ABSTRACT: The North American river otter (Lontra canadensis) is an apex riverine predator that is adapted to hunting in the water. This lifestyle results in a diet focused on aquatic and semi-aquatic species.  We sought to determine river otter diet composition and trophic level using stable isotope analysis. Understanding diet and trophic level provides insight into how river otters might influence community dynamics and potentially reveal important prey species for river otters in various riverine systems. We collected tissue, whisker and nail samples collected from 108 river otters across Ohio during 2017-2018. We used these samples to estimate the ratios d<sup>15</sup>N and d<sup>13</sup>C, comparing river otter values to those of potential prey items. The d<sup>15</sup>N measurements serve as indicators of a consumer's trophic level, whereas d<sup>13</sup>C values are used to determine carbon sources in a trophic network. Our preliminary analyses revealed a higher d<sup>15</sup>N for males (mean = 14.58) than females (mean = 13.97), suggesting that male otters tend to feed at a slightly higher trophic level than female river otters. The trophic level of juvenile river otters (15N = 14.02) was the same as adults (= 2 years old; d<sup>15</sup>N = 14.01); possibly a result of juveniles mostly feeding from their mothers until weaning. Yearling river otters (1-2 years old) appeared to feed at a higher trophic level than adults. This age difference may be a result of younger individuals feeding at multiple trophic levels compared to adults. The feeding habits of younger individuals, and consequently their trophic level, will often change over time. Perch, sunfish, and crayfish were found the preferred prey species across all otter age classes.
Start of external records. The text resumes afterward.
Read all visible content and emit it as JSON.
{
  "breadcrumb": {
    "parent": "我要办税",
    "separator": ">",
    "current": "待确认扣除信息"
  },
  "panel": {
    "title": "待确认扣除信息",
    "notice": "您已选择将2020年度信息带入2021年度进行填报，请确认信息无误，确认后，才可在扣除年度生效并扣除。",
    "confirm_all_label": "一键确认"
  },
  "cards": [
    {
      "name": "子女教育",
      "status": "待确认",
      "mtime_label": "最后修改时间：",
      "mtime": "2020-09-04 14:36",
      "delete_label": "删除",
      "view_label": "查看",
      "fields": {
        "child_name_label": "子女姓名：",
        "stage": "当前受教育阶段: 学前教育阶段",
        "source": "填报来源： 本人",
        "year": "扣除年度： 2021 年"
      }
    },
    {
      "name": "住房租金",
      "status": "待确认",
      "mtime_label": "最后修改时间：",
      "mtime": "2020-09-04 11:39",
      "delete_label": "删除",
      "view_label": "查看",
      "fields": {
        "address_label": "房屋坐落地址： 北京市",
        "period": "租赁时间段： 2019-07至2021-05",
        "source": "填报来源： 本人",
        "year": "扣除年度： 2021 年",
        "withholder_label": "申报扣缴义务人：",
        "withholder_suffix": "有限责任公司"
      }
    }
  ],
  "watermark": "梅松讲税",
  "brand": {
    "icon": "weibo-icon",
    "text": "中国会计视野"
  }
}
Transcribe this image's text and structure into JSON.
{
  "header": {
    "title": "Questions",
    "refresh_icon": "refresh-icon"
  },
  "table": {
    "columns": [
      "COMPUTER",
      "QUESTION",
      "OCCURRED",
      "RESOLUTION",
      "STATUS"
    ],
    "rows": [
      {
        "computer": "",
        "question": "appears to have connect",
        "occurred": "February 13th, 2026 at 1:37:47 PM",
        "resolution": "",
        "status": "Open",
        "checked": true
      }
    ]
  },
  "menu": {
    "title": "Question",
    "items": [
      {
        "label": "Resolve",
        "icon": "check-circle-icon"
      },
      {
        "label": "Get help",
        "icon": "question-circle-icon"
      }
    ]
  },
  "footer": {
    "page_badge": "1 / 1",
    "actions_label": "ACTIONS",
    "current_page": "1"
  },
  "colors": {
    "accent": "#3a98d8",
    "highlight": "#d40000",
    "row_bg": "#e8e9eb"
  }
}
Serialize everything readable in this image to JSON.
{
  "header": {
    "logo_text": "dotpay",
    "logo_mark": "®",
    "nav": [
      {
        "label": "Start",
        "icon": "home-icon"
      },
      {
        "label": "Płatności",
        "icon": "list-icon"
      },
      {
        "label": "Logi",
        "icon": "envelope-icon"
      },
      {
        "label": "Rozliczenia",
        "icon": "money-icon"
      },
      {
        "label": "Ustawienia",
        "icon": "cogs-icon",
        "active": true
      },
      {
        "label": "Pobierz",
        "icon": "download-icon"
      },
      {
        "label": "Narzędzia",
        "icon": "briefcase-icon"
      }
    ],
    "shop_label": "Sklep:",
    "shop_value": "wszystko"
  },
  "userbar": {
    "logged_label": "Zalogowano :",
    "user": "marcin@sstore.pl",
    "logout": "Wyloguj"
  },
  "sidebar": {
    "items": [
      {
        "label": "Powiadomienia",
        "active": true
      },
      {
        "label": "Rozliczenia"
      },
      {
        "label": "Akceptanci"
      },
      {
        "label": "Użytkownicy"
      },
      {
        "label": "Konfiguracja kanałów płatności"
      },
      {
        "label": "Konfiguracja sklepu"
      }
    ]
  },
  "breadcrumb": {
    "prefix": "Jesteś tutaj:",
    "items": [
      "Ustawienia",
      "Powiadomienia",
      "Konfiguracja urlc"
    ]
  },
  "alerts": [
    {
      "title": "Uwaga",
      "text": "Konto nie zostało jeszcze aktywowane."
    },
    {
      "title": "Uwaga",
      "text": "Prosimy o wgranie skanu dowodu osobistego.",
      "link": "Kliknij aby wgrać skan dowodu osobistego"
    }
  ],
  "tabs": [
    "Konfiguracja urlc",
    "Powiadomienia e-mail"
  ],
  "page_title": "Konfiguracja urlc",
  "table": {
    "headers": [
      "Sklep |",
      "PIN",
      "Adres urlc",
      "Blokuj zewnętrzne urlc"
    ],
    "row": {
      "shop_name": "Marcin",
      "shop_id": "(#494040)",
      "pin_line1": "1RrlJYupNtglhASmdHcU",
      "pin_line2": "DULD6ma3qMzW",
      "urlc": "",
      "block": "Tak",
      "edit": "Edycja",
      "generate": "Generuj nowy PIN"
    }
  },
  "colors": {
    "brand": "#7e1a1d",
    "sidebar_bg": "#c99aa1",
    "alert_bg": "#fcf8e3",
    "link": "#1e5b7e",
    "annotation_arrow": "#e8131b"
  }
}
These results support the idea of stable isotopes as a useful tool when examining river otter ecology, providing insight on river otter dietary sources, as well as their trophic positioning.

Tuesday January 29, 2019 11:00am - 11:20am

Attendees (7)